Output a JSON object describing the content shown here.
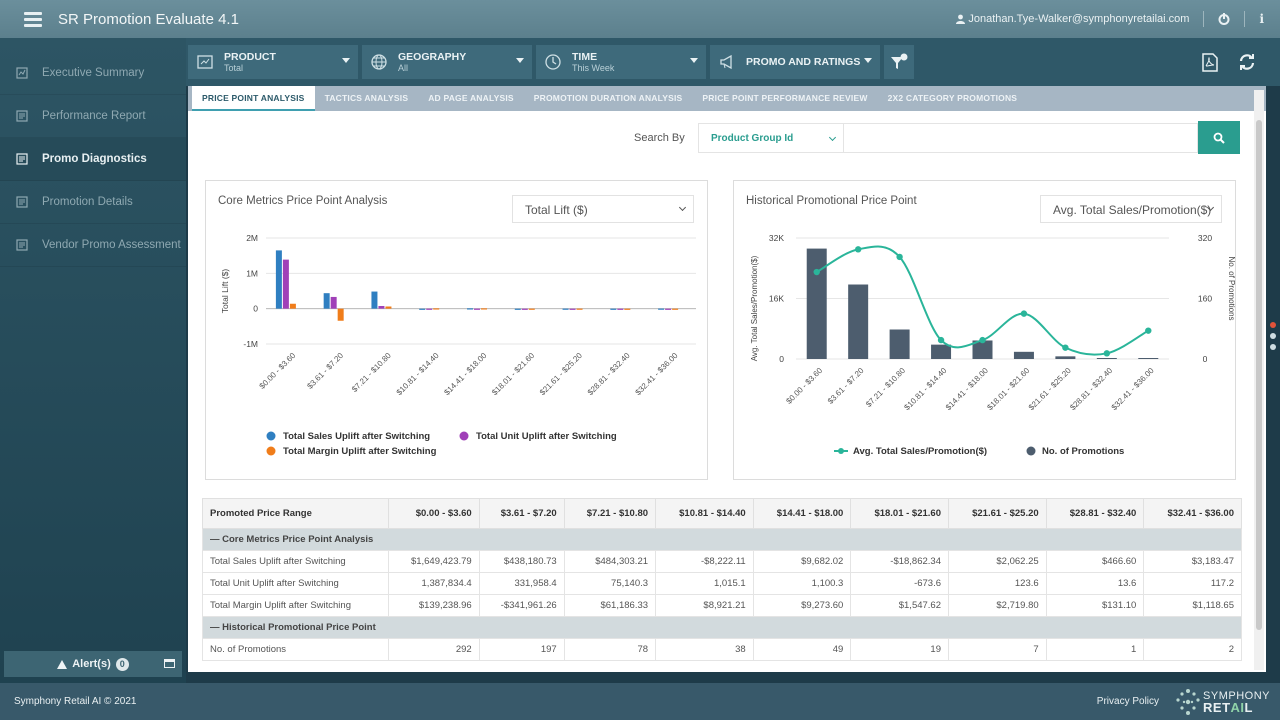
{
  "app": {
    "title": "SR Promotion Evaluate 4.1",
    "user": "Jonathan.Tye-Walker@symphonyretailai.com",
    "info_label": "i"
  },
  "sidebar": {
    "items": [
      {
        "label": "Executive Summary"
      },
      {
        "label": "Performance Report"
      },
      {
        "label": "Promo Diagnostics"
      },
      {
        "label": "Promotion Details"
      },
      {
        "label": "Vendor Promo Assessment"
      }
    ],
    "alerts_label": "Alert(s)",
    "alerts_count": "0"
  },
  "filters": {
    "product": {
      "label": "PRODUCT",
      "value": "Total"
    },
    "geography": {
      "label": "GEOGRAPHY",
      "value": "All"
    },
    "time": {
      "label": "TIME",
      "value": "This Week"
    },
    "promo": {
      "label": "PROMO AND RATINGS",
      "value": ""
    }
  },
  "tabs": [
    "PRICE POINT ANALYSIS",
    "TACTICS ANALYSIS",
    "AD PAGE ANALYSIS",
    "PROMOTION DURATION ANALYSIS",
    "PRICE POINT PERFORMANCE REVIEW",
    "2X2 CATEGORY PROMOTIONS"
  ],
  "search": {
    "label": "Search By",
    "selected": "Product Group Id",
    "value": ""
  },
  "panels": {
    "left": {
      "title": "Core Metrics Price Point Analysis",
      "dropdown": "Total Lift ($)"
    },
    "right": {
      "title": "Historical Promotional Price Point",
      "dropdown": "Avg. Total Sales/Promotion($)"
    }
  },
  "chart_data": [
    {
      "type": "bar",
      "title": "Core Metrics Price Point Analysis",
      "ylabel": "Total Lift ($)",
      "ylim": [
        -1000000,
        2000000
      ],
      "yticks": [
        "2M",
        "1M",
        "0",
        "-1M"
      ],
      "categories": [
        "$0.00 - $3.60",
        "$3.61 - $7.20",
        "$7.21 - $10.80",
        "$10.81 - $14.40",
        "$14.41 - $18.00",
        "$18.01 - $21.60",
        "$21.61 - $25.20",
        "$28.81 - $32.40",
        "$32.41 - $36.00"
      ],
      "series": [
        {
          "name": "Total Sales Uplift after Switching",
          "color": "#2f7fc1",
          "values": [
            1649423.79,
            438180.73,
            484303.21,
            -8222.11,
            9682.02,
            -18862.34,
            2062.25,
            466.6,
            3183.47
          ]
        },
        {
          "name": "Total Unit Uplift after Switching",
          "color": "#a040b8",
          "values": [
            1387834.4,
            331958.4,
            75140.3,
            1015.1,
            1100.3,
            -673.6,
            123.6,
            13.6,
            117.2
          ]
        },
        {
          "name": "Total Margin Uplift after Switching",
          "color": "#f07d1a",
          "values": [
            139238.96,
            -341961.26,
            61186.33,
            8921.21,
            9273.6,
            1547.62,
            2719.8,
            131.1,
            1118.65
          ]
        }
      ],
      "legend": "bottom"
    },
    {
      "type": "bar",
      "title": "Historical Promotional Price Point",
      "ylabel": "Avg. Total Sales/Promotion($)",
      "y2label": "No. of Promotions",
      "ylim": [
        0,
        32000
      ],
      "yticks": [
        "32K",
        "16K",
        "0"
      ],
      "y2lim": [
        0,
        320
      ],
      "y2ticks": [
        "320",
        "160",
        "0"
      ],
      "categories": [
        "$0.00 - $3.60",
        "$3.61 - $7.20",
        "$7.21 - $10.80",
        "$10.81 - $14.40",
        "$14.41 - $18.00",
        "$18.01 - $21.60",
        "$21.61 - $25.20",
        "$28.81 - $32.40",
        "$32.41 - $36.00"
      ],
      "series": [
        {
          "name": "Avg. Total Sales/Promotion($)",
          "type": "line",
          "color": "#2ab59a",
          "values": [
            23000,
            29000,
            27000,
            5000,
            5000,
            12000,
            3000,
            1500,
            7500
          ]
        },
        {
          "name": "No. of Promotions",
          "type": "bar",
          "color": "#4d5d6e",
          "values": [
            292,
            197,
            78,
            38,
            49,
            19,
            7,
            1,
            2
          ]
        }
      ],
      "legend": "bottom"
    }
  ],
  "table": {
    "header": [
      "Promoted Price Range",
      "$0.00 - $3.60",
      "$3.61 - $7.20",
      "$7.21 - $10.80",
      "$10.81 - $14.40",
      "$14.41 - $18.00",
      "$18.01 - $21.60",
      "$21.61 - $25.20",
      "$28.81 - $32.40",
      "$32.41 - $36.00"
    ],
    "groups": [
      {
        "label": "Core Metrics Price Point Analysis",
        "rows": [
          [
            "Total Sales Uplift after Switching",
            "$1,649,423.79",
            "$438,180.73",
            "$484,303.21",
            "-$8,222.11",
            "$9,682.02",
            "-$18,862.34",
            "$2,062.25",
            "$466.60",
            "$3,183.47"
          ],
          [
            "Total Unit Uplift after Switching",
            "1,387,834.4",
            "331,958.4",
            "75,140.3",
            "1,015.1",
            "1,100.3",
            "-673.6",
            "123.6",
            "13.6",
            "117.2"
          ],
          [
            "Total Margin Uplift after Switching",
            "$139,238.96",
            "-$341,961.26",
            "$61,186.33",
            "$8,921.21",
            "$9,273.60",
            "$1,547.62",
            "$2,719.80",
            "$131.10",
            "$1,118.65"
          ]
        ]
      },
      {
        "label": "Historical Promotional Price Point",
        "rows": [
          [
            "No. of Promotions",
            "292",
            "197",
            "78",
            "38",
            "49",
            "19",
            "7",
            "1",
            "2"
          ]
        ]
      }
    ]
  },
  "footer": {
    "copyright": "Symphony Retail AI © 2021",
    "privacy": "Privacy Policy",
    "logo_top": "SYMPHONY",
    "logo_bottom_a": "RET",
    "logo_bottom_b": "AI",
    "logo_bottom_c": "L"
  }
}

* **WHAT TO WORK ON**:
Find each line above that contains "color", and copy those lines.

* **RESPONSE TO THE EXERCISE**:
          "color": "#2f7fc1",
          "color": "#a040b8",
          "color": "#f07d1a",
          "color": "#2ab59a",
          "color": "#4d5d6e",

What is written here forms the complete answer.